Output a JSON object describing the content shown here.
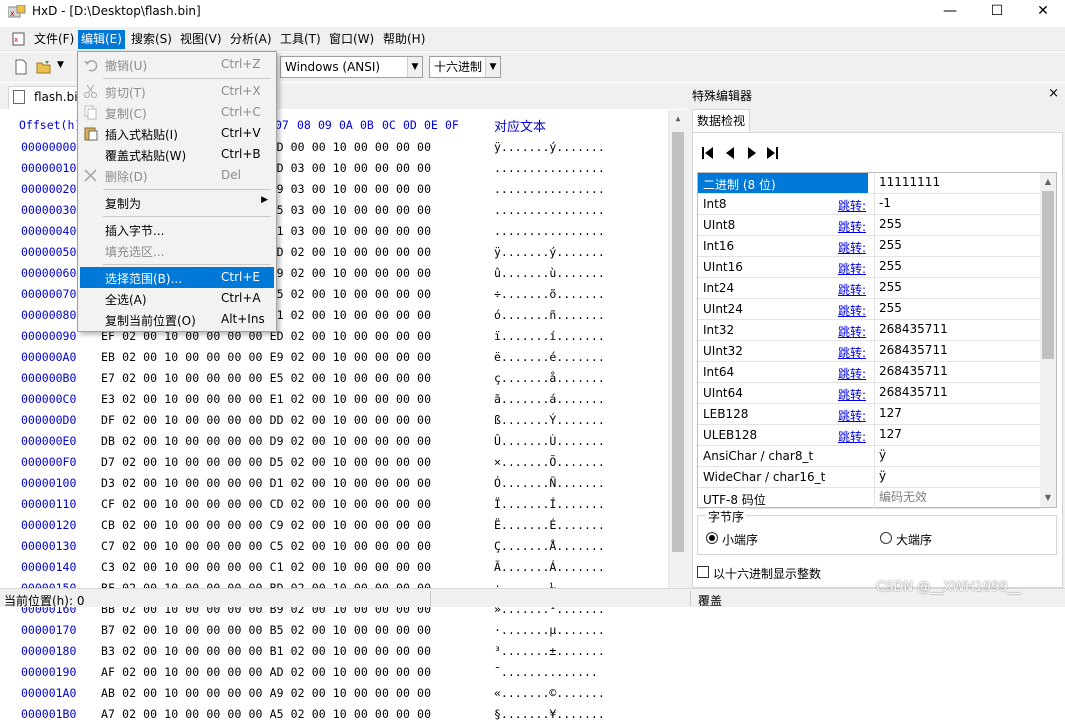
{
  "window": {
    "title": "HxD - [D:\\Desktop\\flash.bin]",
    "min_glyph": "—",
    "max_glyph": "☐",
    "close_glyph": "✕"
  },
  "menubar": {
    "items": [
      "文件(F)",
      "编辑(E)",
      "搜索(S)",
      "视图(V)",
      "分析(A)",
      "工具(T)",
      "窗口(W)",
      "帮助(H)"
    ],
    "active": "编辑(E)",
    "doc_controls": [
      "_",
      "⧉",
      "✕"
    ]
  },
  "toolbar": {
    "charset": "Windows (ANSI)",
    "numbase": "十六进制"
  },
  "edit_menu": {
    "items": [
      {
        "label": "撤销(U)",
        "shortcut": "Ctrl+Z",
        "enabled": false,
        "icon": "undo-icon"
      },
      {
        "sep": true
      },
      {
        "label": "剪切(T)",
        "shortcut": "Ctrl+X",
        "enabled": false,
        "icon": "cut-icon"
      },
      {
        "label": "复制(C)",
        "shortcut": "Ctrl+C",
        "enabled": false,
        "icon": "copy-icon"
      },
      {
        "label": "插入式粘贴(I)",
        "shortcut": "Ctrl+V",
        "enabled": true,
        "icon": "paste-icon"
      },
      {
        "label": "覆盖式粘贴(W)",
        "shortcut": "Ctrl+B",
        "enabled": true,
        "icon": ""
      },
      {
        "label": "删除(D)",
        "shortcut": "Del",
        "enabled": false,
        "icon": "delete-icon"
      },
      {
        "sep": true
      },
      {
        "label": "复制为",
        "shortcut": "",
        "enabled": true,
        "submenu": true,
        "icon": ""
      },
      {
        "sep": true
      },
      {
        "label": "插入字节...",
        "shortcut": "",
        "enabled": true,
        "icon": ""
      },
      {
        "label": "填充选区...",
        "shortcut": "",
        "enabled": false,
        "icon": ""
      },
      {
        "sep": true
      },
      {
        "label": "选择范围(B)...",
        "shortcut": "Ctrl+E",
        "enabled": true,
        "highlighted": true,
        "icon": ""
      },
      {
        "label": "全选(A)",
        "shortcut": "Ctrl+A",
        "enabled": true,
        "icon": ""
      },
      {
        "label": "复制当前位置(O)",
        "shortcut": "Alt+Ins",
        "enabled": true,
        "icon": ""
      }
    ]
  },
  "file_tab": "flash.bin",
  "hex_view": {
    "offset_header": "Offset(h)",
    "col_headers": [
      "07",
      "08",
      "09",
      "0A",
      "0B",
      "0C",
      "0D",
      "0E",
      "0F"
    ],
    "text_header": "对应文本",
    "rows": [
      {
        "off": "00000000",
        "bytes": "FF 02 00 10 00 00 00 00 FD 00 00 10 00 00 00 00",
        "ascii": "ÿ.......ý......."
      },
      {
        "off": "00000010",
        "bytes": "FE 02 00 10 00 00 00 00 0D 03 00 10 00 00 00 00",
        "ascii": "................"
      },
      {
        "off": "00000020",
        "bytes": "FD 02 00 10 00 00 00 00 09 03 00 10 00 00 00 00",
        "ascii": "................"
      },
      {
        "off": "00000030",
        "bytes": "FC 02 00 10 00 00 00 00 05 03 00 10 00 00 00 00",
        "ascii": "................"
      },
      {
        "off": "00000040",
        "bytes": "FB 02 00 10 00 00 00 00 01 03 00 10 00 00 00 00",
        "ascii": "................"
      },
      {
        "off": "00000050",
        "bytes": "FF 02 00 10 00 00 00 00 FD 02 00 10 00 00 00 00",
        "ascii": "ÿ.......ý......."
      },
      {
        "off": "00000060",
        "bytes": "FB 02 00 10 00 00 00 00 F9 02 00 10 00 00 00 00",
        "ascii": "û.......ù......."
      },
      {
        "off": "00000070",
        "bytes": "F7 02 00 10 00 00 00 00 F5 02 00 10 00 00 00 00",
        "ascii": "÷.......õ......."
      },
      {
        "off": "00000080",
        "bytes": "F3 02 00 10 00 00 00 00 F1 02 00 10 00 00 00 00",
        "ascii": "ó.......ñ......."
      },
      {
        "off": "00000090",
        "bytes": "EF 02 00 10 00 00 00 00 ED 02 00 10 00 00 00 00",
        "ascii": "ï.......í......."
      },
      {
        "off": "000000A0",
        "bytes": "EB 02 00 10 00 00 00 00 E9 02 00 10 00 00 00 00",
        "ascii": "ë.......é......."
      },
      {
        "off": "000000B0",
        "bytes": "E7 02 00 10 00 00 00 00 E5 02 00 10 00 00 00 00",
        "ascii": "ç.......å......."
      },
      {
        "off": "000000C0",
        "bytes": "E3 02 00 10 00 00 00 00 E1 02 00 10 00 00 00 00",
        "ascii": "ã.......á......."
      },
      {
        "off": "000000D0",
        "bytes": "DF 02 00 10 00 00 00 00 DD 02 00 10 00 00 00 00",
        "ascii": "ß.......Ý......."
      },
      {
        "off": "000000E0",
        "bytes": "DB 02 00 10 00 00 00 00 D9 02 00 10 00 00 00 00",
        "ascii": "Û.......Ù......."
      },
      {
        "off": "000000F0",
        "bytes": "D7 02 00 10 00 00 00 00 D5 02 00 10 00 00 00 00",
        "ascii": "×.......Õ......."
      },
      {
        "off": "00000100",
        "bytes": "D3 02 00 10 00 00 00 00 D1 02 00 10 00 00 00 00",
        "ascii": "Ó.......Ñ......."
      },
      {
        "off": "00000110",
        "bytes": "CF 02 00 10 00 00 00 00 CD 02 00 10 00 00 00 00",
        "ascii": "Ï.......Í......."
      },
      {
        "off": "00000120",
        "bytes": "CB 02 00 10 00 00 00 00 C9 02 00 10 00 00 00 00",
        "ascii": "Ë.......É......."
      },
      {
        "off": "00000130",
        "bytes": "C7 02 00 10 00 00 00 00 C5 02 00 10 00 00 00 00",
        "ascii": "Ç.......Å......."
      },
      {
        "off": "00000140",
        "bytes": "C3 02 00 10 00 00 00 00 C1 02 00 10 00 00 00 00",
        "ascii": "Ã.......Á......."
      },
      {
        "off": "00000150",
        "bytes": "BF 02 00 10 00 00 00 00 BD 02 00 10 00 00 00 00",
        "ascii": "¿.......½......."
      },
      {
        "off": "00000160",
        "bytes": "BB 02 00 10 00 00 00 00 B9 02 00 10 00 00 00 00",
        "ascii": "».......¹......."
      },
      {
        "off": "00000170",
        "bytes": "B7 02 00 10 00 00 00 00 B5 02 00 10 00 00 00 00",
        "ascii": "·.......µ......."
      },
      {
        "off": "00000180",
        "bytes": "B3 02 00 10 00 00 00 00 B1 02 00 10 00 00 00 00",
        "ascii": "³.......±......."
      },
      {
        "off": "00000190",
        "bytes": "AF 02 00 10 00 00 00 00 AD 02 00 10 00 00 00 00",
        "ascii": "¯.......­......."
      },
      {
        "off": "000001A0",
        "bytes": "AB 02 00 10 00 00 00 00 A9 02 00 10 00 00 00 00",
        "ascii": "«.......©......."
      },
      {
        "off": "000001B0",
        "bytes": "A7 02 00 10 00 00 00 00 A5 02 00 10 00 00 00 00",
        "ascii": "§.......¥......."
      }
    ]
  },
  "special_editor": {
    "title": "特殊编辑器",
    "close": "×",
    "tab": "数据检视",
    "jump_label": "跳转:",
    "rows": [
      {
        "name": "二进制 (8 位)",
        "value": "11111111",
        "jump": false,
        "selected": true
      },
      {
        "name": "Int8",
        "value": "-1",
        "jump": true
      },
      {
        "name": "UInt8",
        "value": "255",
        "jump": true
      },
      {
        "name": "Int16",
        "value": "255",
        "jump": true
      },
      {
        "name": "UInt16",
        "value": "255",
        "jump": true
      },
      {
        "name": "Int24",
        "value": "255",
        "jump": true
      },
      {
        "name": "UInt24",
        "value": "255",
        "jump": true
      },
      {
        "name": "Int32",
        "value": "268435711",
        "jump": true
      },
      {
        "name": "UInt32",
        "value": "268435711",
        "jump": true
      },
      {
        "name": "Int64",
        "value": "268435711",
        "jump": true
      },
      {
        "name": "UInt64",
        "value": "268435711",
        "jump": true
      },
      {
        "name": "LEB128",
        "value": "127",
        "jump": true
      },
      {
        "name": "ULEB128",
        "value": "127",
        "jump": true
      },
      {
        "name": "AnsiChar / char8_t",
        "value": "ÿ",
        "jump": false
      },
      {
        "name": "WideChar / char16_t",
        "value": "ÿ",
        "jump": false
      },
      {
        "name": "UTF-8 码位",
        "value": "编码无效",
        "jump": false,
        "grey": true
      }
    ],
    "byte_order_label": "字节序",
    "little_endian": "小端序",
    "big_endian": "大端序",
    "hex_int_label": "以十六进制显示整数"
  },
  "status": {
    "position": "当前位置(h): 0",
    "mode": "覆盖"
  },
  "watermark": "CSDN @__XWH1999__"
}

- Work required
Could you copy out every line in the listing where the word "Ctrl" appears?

- Exercise output
        "shortcut": "Ctrl+Z",
        "shortcut": "Ctrl+X",
        "shortcut": "Ctrl+C",
        "shortcut": "Ctrl+V",
        "shortcut": "Ctrl+B",
        "shortcut": "Ctrl+E",
        "shortcut": "Ctrl+A",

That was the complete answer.